WHAT TO DO:
Please repeat the records beneath this task exactly as they appear, but skip the images.

EXCERPTED RECORDS:

§ §

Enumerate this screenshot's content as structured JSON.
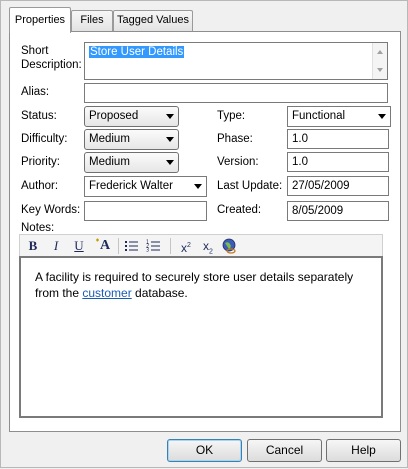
{
  "tabs": [
    {
      "label": "Properties"
    },
    {
      "label": "Files"
    },
    {
      "label": "Tagged Values"
    }
  ],
  "form": {
    "short_description_label": "Short Description:",
    "short_description_value": "Store User Details",
    "alias_label": "Alias:",
    "alias_value": "",
    "status_label": "Status:",
    "status_value": "Proposed",
    "difficulty_label": "Difficulty:",
    "difficulty_value": "Medium",
    "priority_label": "Priority:",
    "priority_value": "Medium",
    "author_label": "Author:",
    "author_value": "Frederick Walter",
    "keywords_label": "Key Words:",
    "keywords_value": "",
    "type_label": "Type:",
    "type_value": "Functional",
    "phase_label": "Phase:",
    "phase_value": "1.0",
    "version_label": "Version:",
    "version_value": "1.0",
    "last_update_label": "Last Update:",
    "last_update_value": "27/05/2009",
    "created_label": "Created:",
    "created_value": "8/05/2009",
    "notes_label": "Notes:"
  },
  "toolbar": {
    "bold": "B",
    "italic": "I",
    "underline": "U",
    "font_color": "A",
    "superscript_base": "x",
    "superscript_exp": "2",
    "subscript_base": "x",
    "subscript_exp": "2"
  },
  "notes": {
    "text_before": "A facility is required to securely store user details separately from the ",
    "link_text": "customer",
    "text_after": " database."
  },
  "buttons": {
    "ok": "OK",
    "cancel": "Cancel",
    "help": "Help"
  },
  "colors": {
    "selection": "#3399ff",
    "link": "#1a5cb5",
    "default_button_border": "#3c7fb1"
  }
}
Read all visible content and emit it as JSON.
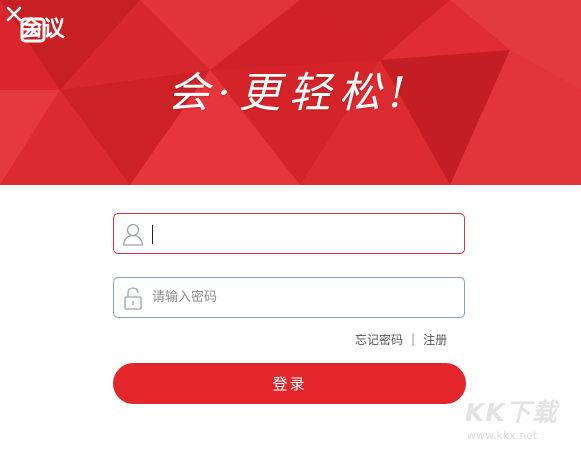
{
  "app": {
    "logo_text": "会议",
    "slogan": "会·更轻松!"
  },
  "form": {
    "username_value": "",
    "password_placeholder": "请输入密码",
    "forgot_password": "忘记密码",
    "separator": "|",
    "register": "注册",
    "login_label": "登录"
  },
  "watermark": {
    "brand": "KK下载",
    "url": "www.kkx.net"
  },
  "colors": {
    "accent": "#e3262c",
    "banner": "#d9252b"
  },
  "icons": [
    "logo-mark-icon",
    "close-icon",
    "user-icon",
    "lock-icon"
  ]
}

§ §

ANSWER BELOW:
Enumerate this screenshot's content as structured JSON.
{
  "tabs": [
    {
      "label": "Properties"
    },
    {
      "label": "Files"
    },
    {
      "label": "Tagged Values"
    }
  ],
  "form": {
    "short_description_label": "Short Description:",
    "short_description_value": "Store User Details",
    "alias_label": "Alias:",
    "alias_value": "",
    "status_label": "Status:",
    "status_value": "Proposed",
    "difficulty_label": "Difficulty:",
    "difficulty_value": "Medium",
    "priority_label": "Priority:",
    "priority_value": "Medium",
    "author_label": "Author:",
    "author_value": "Frederick Walter",
    "keywords_label": "Key Words:",
    "keywords_value": "",
    "type_label": "Type:",
    "type_value": "Functional",
    "phase_label": "Phase:",
    "phase_value": "1.0",
    "version_label": "Version:",
    "version_value": "1.0",
    "last_update_label": "Last Update:",
    "last_update_value": "27/05/2009",
    "created_label": "Created:",
    "created_value": "8/05/2009",
    "notes_label": "Notes:"
  },
  "toolbar": {
    "bold": "B",
    "italic": "I",
    "underline": "U",
    "font_color": "A",
    "superscript_base": "x",
    "superscript_exp": "2",
    "subscript_base": "x",
    "subscript_exp": "2"
  },
  "notes": {
    "text_before": "A facility is required to securely store user details separately from the ",
    "link_text": "customer",
    "text_after": " database."
  },
  "buttons": {
    "ok": "OK",
    "cancel": "Cancel",
    "help": "Help"
  },
  "colors": {
    "selection": "#3399ff",
    "link": "#1a5cb5",
    "default_button_border": "#3c7fb1"
  }
}
Read all visible content and emit it as JSON.
{
  "app": {
    "logo_text": "会议",
    "slogan": "会·更轻松!"
  },
  "form": {
    "username_value": "",
    "password_placeholder": "请输入密码",
    "forgot_password": "忘记密码",
    "separator": "|",
    "register": "注册",
    "login_label": "登录"
  },
  "watermark": {
    "brand": "KK下载",
    "url": "www.kkx.net"
  },
  "colors": {
    "accent": "#e3262c",
    "banner": "#d9252b"
  },
  "icons": [
    "logo-mark-icon",
    "close-icon",
    "user-icon",
    "lock-icon"
  ]
}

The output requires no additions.